  • Shorter paragraphs encouraged testers to continue reading.
  • Story text in one-column format was read more extensively than story text presented in a “newspaper-like” multiple-column format.
  • Subheads in online stories had little affect on how much of the first or top portion of the story was read when the reader’s interest was strongest. However, subheads increased reading for “skimmers” and for those whose attention in a story was beginning to wane.
  • When readers got to an article-level page, they seemed to be there to view the text. Overall, participants’ eyes fixated on the story or other text elements before the accompanying image.

They also have detailed results on everything from eye-viewing patterns to headlines and font size. Useful resource!

The disappearing mid-market

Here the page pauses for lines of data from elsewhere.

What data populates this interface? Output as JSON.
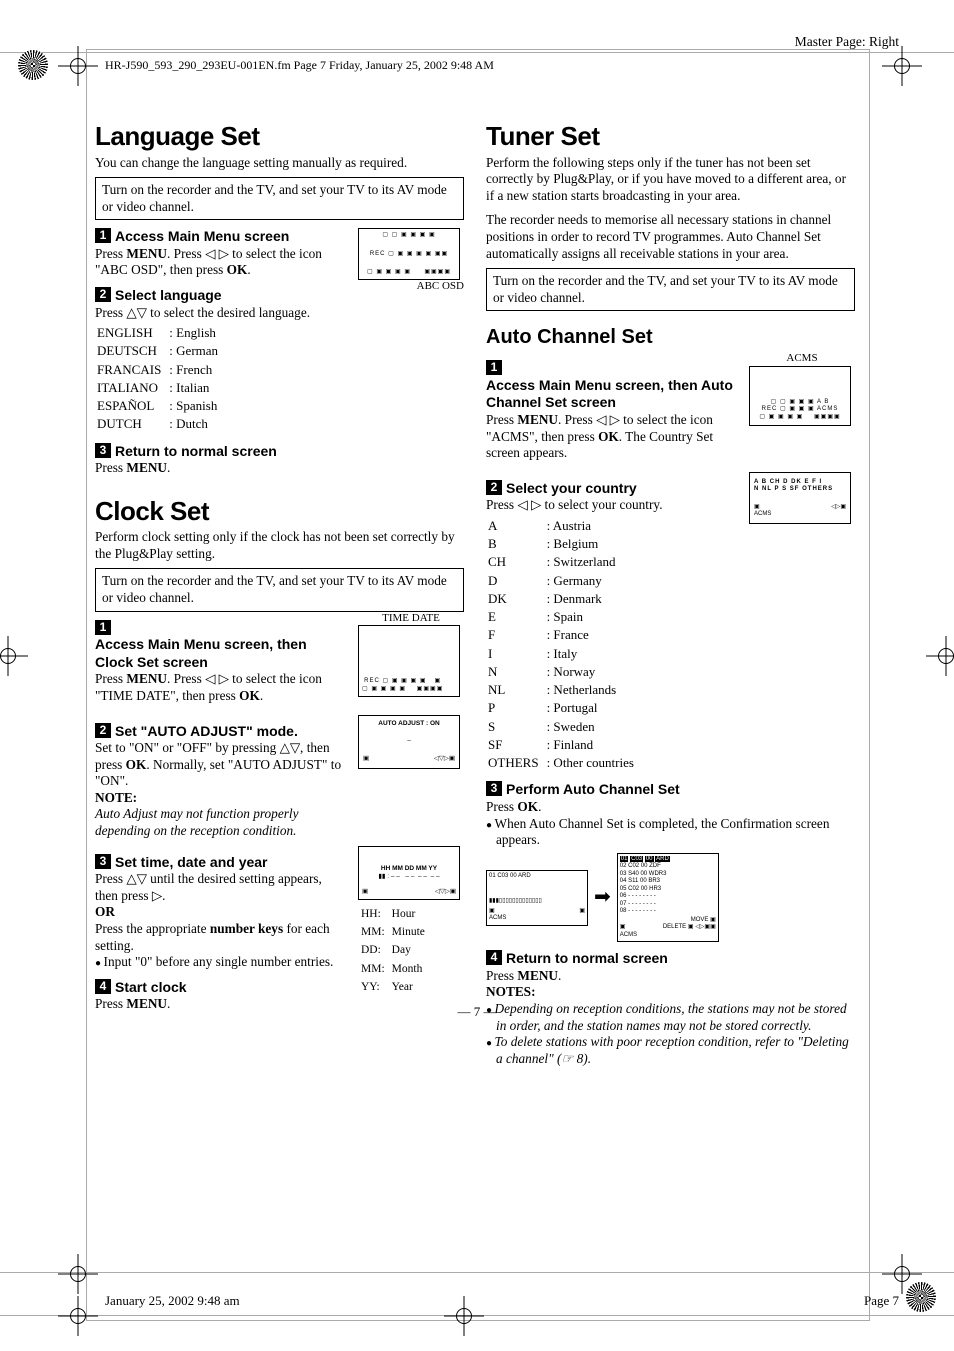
{
  "master": "Master Page: Right",
  "fm": "HR-J590_593_290_293EU-001EN.fm  Page 7  Friday, January 25, 2002  9:48 AM",
  "page_number": "— 7 —",
  "footer_date": "January 25, 2002 9:48 am",
  "footer_page": "Page 7",
  "lang": {
    "title": "Language Set",
    "intro": "You can change the language setting manually as required.",
    "box": "Turn on the recorder and the TV, and set your TV to its AV mode or video channel.",
    "s1_title": "Access Main Menu screen",
    "s1_body_a": "Press ",
    "s1_body_b": ". Press ◁ ▷ to select the icon \"ABC OSD\", then press ",
    "menu": "MENU",
    "ok": "OK",
    "s2_title": "Select language",
    "s2_body": "Press △▽ to select the desired language.",
    "languages": [
      [
        "ENGLISH",
        ": English"
      ],
      [
        "DEUTSCH",
        ": German"
      ],
      [
        "FRANCAIS",
        ": French"
      ],
      [
        "ITALIANO",
        ": Italian"
      ],
      [
        "ESPAÑOL",
        ": Spanish"
      ],
      [
        "DUTCH",
        ": Dutch"
      ]
    ],
    "fig_caption": "ABC OSD",
    "s3_title": "Return to normal screen",
    "s3_body": "Press "
  },
  "clock": {
    "title": "Clock Set",
    "intro": "Perform clock setting only if the clock has not been set correctly by the Plug&Play setting.",
    "box": "Turn on the recorder and the TV, and set your TV to its AV mode or video channel.",
    "s1_title": "Access Main Menu screen, then Clock Set screen",
    "s1_body_a": "Press ",
    "s1_body_b": ". Press ◁ ▷ to select the icon \"TIME DATE\", then press ",
    "fig1_label": "TIME DATE",
    "s2_title": "Set \"AUTO ADJUST\" mode.",
    "s2_body": "Set to \"ON\" or \"OFF\" by pressing △▽, then press ",
    "s2_body2": ". Normally, set \"AUTO ADJUST\" to \"ON\".",
    "fig2_text": "AUTO ADJUST : ON",
    "note_label": "NOTE:",
    "note": "Auto Adjust may not function properly depending on the reception condition.",
    "s3_title": "Set time, date and year",
    "s3_body1": "Press △▽ until the desired setting appears, then press ▷.",
    "or": "OR",
    "s3_body2_a": "Press the appropriate ",
    "s3_body2_b": "number keys",
    "s3_body2_c": " for each setting.",
    "s3_bullet": "Input \"0\" before any single number entries.",
    "fig3_label": "HH  MM  DD  MM  YY",
    "legend": [
      [
        "HH:",
        "Hour"
      ],
      [
        "MM:",
        "Minute"
      ],
      [
        "DD:",
        "Day"
      ],
      [
        "MM:",
        "Month"
      ],
      [
        "YY:",
        "Year"
      ]
    ],
    "s4_title": "Start clock",
    "s4_body": "Press "
  },
  "tuner": {
    "title": "Tuner Set",
    "intro1": "Perform the following steps only if the tuner has not been set correctly by Plug&Play, or if you have moved to a different area, or if a new station starts broadcasting in your area.",
    "intro2": "The recorder needs to memorise all necessary stations in channel positions in order to record TV programmes. Auto Channel Set automatically assigns all receivable stations in your area.",
    "box": "Turn on the recorder and the TV, and set your TV to its AV mode or video channel.",
    "acs_title": "Auto Channel Set",
    "s1_title": "Access Main Menu screen, then Auto Channel Set screen",
    "s1_body_a": "Press ",
    "s1_body_b": ". Press ◁ ▷ to select the icon \"ACMS\", then press ",
    "s1_body_c": ". The Country Set screen appears.",
    "fig1_label": "ACMS",
    "s2_title": "Select your country",
    "s2_body": "Press ◁ ▷ to select your country.",
    "countries": [
      [
        "A",
        ": Austria"
      ],
      [
        "B",
        ": Belgium"
      ],
      [
        "CH",
        ": Switzerland"
      ],
      [
        "D",
        ": Germany"
      ],
      [
        "DK",
        ": Denmark"
      ],
      [
        "E",
        ": Spain"
      ],
      [
        "F",
        ": France"
      ],
      [
        "I",
        ": Italy"
      ],
      [
        "N",
        ": Norway"
      ],
      [
        "NL",
        ": Netherlands"
      ],
      [
        "P",
        ": Portugal"
      ],
      [
        "S",
        ": Sweden"
      ],
      [
        "SF",
        ": Finland"
      ],
      [
        "OTHERS",
        ": Other countries"
      ]
    ],
    "country_text1": "A   B   CH  D  DK  E  F   I",
    "country_text2": "N  NL  P   S  SF   OTHERS",
    "s3_title": "Perform Auto Channel Set",
    "s3_body": "Press ",
    "s3_bullet": "When Auto Channel Set is completed, the Confirmation screen appears.",
    "pf1": [
      [
        "01",
        "C03",
        "00",
        "ARD"
      ]
    ],
    "pf2": [
      [
        "01",
        "C03",
        "00",
        "ARD"
      ],
      [
        "02",
        "C02",
        "00",
        "ZDF"
      ],
      [
        "03",
        "S40",
        "00",
        "WDR3"
      ],
      [
        "04",
        "S11",
        "00",
        "BR3"
      ],
      [
        "05",
        "C02",
        "00",
        "HR3"
      ],
      [
        "06",
        "- -",
        "- -",
        "- - - -"
      ],
      [
        "07",
        "- -",
        "- -",
        "- - - -"
      ],
      [
        "08",
        "- -",
        "- -",
        "- - - -"
      ]
    ],
    "pf2_move": "MOVE ▣",
    "pf2_delete": "DELETE ▣ ◁▷▣▣",
    "s4_title": "Return to normal screen",
    "s4_body": "Press ",
    "notes_label": "NOTES:",
    "note1": "Depending on reception conditions, the stations may not be stored in order, and the station names may not be stored correctly.",
    "note2": "To delete stations with poor reception condition, refer to \"Deleting a channel\" (☞ 8)."
  }
}
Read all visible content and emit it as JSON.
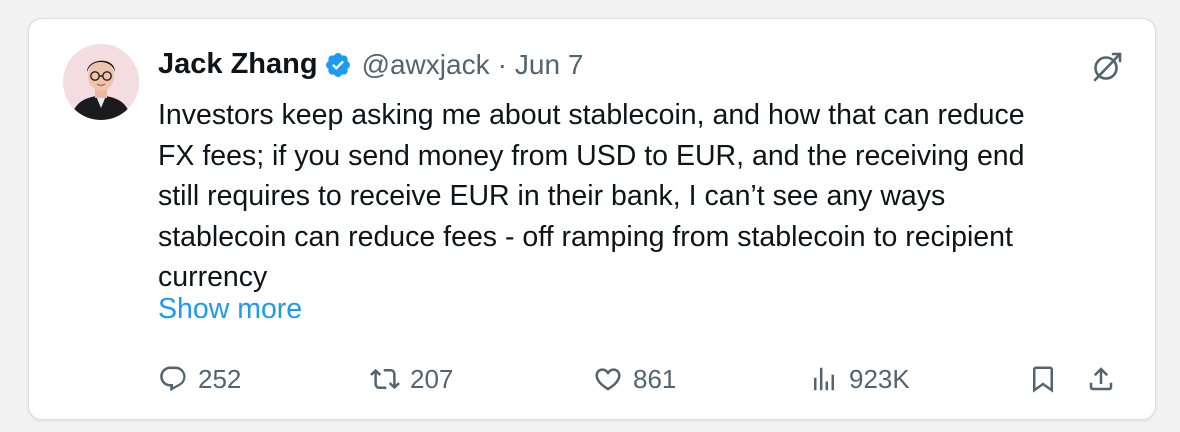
{
  "tweet": {
    "author": {
      "name": "Jack Zhang",
      "handle": "@awxjack",
      "verified_color": "#1d9bf0"
    },
    "separator": "·",
    "date": "Jun 7",
    "text_lines": [
      "Investors keep asking me about stablecoin, and how that can reduce",
      "FX fees; if you send money from USD to EUR, and the receiving end",
      "still requires to receive EUR in their bank, I can’t see any ways",
      "stablecoin can reduce fees - off ramping from stablecoin to recipient",
      "currency"
    ],
    "show_more": "Show more",
    "actions": {
      "replies": "252",
      "reposts": "207",
      "likes": "861",
      "views": "923K"
    },
    "icons": {
      "reply": "reply-icon",
      "repost": "repost-icon",
      "like": "heart-icon",
      "views": "views-icon",
      "bookmark": "bookmark-icon",
      "share": "share-icon",
      "grok": "grok-icon",
      "verified": "verified-badge-icon"
    },
    "colors": {
      "text": "#0f1419",
      "secondary": "#536471",
      "link": "#1d9bf0"
    }
  }
}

The Economist has a thought-provoking article on the "two most noteworthy trends among the swelling ranks of middle-class consumers around the world—trends that appear to be, at first glance, at odds with each other. These are the tendencies for consumers to be more cost-conscious; but simultaneously more willing to splurge money on luxury items." Key takeaways:

  • Sales both at the top and bottom of the consumer market are rapidly growing while sales are being squeezed hard in the middle, though it is still the largest market segment in rich countries.
  • One reason [for trading down] why this change has taken place is that the discount retailers have raised the quality of their products. A second development is the rapid increase in transparency in consumer markets, thanks not least to the internet.
  • Americans, in particular, “have become addicted to the deal, which is leading them to do irrational things” … One consequence is that people buy lots of stuff they do not need … chiefly because it seems to be a bargain.
  • Companies that get stuck in the mid-market may be doomed. But as businesses trading up clash with those trading down, some of them may end up as losers, too.

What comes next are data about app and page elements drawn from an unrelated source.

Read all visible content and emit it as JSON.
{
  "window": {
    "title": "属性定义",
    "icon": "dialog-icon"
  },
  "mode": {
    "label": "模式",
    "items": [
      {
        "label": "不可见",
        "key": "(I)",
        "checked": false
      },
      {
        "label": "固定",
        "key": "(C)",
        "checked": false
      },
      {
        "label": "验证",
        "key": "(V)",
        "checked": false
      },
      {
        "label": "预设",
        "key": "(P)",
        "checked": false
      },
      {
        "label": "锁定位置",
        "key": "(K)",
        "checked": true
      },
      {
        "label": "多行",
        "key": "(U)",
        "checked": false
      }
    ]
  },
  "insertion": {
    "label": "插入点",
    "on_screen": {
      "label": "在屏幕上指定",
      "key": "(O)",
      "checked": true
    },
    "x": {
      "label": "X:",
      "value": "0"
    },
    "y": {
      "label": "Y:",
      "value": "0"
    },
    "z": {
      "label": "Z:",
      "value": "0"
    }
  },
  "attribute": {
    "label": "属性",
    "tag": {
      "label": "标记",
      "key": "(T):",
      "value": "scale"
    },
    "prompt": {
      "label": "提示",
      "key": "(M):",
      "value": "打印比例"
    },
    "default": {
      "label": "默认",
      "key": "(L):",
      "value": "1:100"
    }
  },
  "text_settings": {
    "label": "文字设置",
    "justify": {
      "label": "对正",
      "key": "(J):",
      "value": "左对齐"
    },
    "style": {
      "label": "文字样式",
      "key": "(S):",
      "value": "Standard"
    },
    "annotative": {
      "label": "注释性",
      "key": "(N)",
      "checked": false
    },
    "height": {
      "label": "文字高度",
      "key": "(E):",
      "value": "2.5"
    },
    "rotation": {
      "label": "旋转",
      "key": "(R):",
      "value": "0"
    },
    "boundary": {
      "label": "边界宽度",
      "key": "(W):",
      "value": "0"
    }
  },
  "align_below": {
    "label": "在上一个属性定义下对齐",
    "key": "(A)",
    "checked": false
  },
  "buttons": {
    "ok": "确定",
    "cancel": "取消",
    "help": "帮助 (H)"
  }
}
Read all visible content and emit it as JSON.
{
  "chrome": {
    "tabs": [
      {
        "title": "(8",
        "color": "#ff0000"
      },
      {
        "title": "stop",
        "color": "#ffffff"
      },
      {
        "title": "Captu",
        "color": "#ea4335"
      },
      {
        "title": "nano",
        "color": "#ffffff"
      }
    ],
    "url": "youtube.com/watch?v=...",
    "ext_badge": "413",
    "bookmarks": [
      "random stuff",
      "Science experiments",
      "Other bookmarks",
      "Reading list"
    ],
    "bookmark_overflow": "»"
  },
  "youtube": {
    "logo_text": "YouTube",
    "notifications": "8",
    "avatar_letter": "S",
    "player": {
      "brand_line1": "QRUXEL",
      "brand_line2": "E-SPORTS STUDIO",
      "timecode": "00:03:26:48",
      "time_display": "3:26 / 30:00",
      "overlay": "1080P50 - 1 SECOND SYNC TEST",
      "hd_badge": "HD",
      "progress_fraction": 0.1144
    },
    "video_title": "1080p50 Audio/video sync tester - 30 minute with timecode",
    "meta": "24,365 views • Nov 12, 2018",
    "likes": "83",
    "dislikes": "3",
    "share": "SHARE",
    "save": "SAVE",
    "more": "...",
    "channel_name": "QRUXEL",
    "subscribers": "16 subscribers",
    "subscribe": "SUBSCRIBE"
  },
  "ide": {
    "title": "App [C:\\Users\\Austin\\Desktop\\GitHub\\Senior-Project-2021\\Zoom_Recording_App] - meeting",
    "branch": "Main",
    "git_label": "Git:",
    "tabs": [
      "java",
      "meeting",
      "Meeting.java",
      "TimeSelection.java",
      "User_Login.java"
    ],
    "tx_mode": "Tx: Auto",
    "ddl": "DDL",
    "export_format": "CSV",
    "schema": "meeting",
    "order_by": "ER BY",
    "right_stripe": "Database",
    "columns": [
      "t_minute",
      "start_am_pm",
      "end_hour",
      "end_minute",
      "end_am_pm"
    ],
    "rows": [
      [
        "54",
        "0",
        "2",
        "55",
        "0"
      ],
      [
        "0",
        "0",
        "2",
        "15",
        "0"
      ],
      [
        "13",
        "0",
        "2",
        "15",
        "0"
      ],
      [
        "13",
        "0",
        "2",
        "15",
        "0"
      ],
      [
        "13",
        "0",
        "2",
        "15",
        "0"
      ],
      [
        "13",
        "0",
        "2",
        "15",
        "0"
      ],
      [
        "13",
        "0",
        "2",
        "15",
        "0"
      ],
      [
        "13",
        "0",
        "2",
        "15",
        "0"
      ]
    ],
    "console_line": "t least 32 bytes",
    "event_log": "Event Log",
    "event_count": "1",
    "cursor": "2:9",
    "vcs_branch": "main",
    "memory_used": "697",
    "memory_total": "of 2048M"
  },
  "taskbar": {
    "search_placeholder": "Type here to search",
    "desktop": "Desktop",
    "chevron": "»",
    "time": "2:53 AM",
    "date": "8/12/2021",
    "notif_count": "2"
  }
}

Recommended reading on this topic:

The CEO’s role in talent management

The EIU published a report "The CEO’s role in talent management: How top executives from ten countriesare nurturing the leaders of tomorrow" in collaboration with Development Dimensions International (DDI). Key takeaways: 

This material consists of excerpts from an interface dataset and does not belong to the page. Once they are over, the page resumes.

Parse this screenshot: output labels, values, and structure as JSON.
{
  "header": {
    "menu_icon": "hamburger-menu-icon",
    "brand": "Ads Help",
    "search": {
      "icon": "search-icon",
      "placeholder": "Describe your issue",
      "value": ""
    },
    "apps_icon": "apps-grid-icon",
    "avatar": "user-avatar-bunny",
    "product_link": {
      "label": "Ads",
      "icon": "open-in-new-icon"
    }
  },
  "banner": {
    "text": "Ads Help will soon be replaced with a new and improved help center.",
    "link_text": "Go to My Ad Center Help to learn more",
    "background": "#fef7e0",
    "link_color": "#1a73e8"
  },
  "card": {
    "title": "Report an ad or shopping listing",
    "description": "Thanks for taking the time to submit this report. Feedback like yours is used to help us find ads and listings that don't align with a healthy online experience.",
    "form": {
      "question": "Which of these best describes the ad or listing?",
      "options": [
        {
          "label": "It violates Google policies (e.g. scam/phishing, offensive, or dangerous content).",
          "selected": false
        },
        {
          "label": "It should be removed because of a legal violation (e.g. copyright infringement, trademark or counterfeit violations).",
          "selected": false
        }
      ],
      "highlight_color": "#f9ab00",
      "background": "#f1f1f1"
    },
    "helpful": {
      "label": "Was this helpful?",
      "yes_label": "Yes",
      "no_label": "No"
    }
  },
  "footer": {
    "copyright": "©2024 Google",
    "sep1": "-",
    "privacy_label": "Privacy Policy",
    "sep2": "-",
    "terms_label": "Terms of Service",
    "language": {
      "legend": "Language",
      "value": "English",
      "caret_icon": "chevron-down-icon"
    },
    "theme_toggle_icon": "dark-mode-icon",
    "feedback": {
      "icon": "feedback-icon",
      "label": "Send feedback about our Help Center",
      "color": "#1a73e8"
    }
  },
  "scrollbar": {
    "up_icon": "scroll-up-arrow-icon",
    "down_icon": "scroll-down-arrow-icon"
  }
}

  • Good talent management is not undertaken in a piecemeal fashion but consists of comprehensive development programmes. These include the identification of leadership potential, performance evaluations, targeted development activities and job experience.
  • Many CEOs mentor executives in their organisations—an additional and important part of the programme. They regard the development of the next generation of leaders as one of the best ways of leaving a strong legacy.
  • Formal processes for identifying top talent, including performance evaluations, and strategic reviews of key talent should occur at least annually and incorporate written feedback to buttress scored categories.
  • A varied business background is the best grounding for the CEO and COO roles. As today’s corporate leaders face such diverse challenges and opportunities, firms are looking for people with wide experience in terms of function, role, and, increasingly, geography. 
  • Talent development programmes should combine both theory and practice in the form of structured learning experiences and off-site meetings, as well as the proper business experience. They should be supported on a daily basis by coaching and mentoring activity.

ATKearney FDI Confidence Index

Key takeaways from the ATKearney FDI Confidence Index 2005:

  • India joins China at the center of the FDI radar screen. It also replaces the US as the 2nd most attractive FDI location.
  • China dwarfs India in FDI, partly because China attracts more capital-intensive functions.
  • Investor enthusiasm for China and India is at an all-time high.
  • FDI prospects dim for Western Europe.
  • Investment confidence soars for Eastern Europe.
  • IT and contact centers remain the highest areas for corporate offshoring.
  • Investors see diminished Macro risks, but growing Micro risks.